57.Our evidence strongly suggests that the greatest threat to farm animal welfare standards post-Brexit would come from UK farmers competing against cheap, imported food from countries that produce to lower standards than the UK. Unless consumers are willing to pay for higher welfare products, UK farmers could become uncompetitive and welfare standards in the UK could come under pressure.
58.In our report Brexit: agriculture we concluded that “It may be hard to reconcile the Government’s wish for the UK to become a global leader in free trade with its desire to maintain high quality standards for agri-food products within the UK”. We take this opportunity to reiterate the importance of this conclusion.
59.In the same report we concluded that “There is some doubt over whether animal welfare can be used as a rationale to restrict imports from other countries under WTO rules. However, we encourage the Government to secure the inclusion of high farm animal welfare standards in any free trade agreements it negotiates after Brexit.” The evidence heard in the present inquiry underlines the importance and urgency of this conclusion.
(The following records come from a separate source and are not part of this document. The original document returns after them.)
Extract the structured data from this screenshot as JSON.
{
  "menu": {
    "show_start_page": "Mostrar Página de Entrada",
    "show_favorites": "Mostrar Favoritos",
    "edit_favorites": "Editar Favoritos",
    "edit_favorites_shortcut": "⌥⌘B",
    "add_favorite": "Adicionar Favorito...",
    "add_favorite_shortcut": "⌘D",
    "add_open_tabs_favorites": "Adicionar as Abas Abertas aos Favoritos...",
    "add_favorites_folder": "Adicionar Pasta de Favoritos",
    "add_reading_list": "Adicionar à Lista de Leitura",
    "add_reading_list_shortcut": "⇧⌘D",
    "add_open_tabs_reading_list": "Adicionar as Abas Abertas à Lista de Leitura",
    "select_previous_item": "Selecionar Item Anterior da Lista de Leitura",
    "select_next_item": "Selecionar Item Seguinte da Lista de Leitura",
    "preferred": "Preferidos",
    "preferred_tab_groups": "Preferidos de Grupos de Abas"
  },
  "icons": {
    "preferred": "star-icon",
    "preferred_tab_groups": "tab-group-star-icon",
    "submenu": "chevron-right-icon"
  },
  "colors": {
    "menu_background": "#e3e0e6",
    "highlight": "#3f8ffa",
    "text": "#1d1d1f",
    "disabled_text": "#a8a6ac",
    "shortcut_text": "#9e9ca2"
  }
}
We also urge the Government to explore the recent developments in WTO case law highlighted by witnesses as examples of permissible import restrictions on the grounds of animal welfare.
83 European Union Committee, (20th Report, Session 2016–17, HL Paper 169), paras 40–41
85 Written evidence from RSPCA ()
86 Written evidence from AHDB (
87 Written evidence from NFU Scotland ()
88 Written evidence from BEIC ()
93 Written evidence from ALAW and WCL ()
96 European Union Committee, (20th Report, Session 2016–17, HL Paper 169), paras 131–133
98 Quoted in House of Commons Library, Animal welfare standards in farming after the UK leaves the EU, Debate pack, , 19 January 2017
99 Written evidence from CLA ()
100 Written evidence from Red Tractor Assurance ()
101 Written evidence from Farmwel ()
102 Written evidence from BVA ()
103 Written evidence from the BMPA ()
104 Written evidence from AHDB ()
106 Written evidence from RSPCA ()
107 European Union Committee, (20th Report, Session 2016–17, HL Paper 169), para 151
108 Written evidence from CIWF ()
109 HC Deb, 15 March 2017,
110 European Union Committee (20th Report, Session 2016–17, HL Paper 169), paras 143–145
113 Written evidence from CIWF ()
114 Oral evidence taken on 1 March 2017 (Session 2016–17), (Professor Nigel Gibbens)
115 Written evidence from CLA ()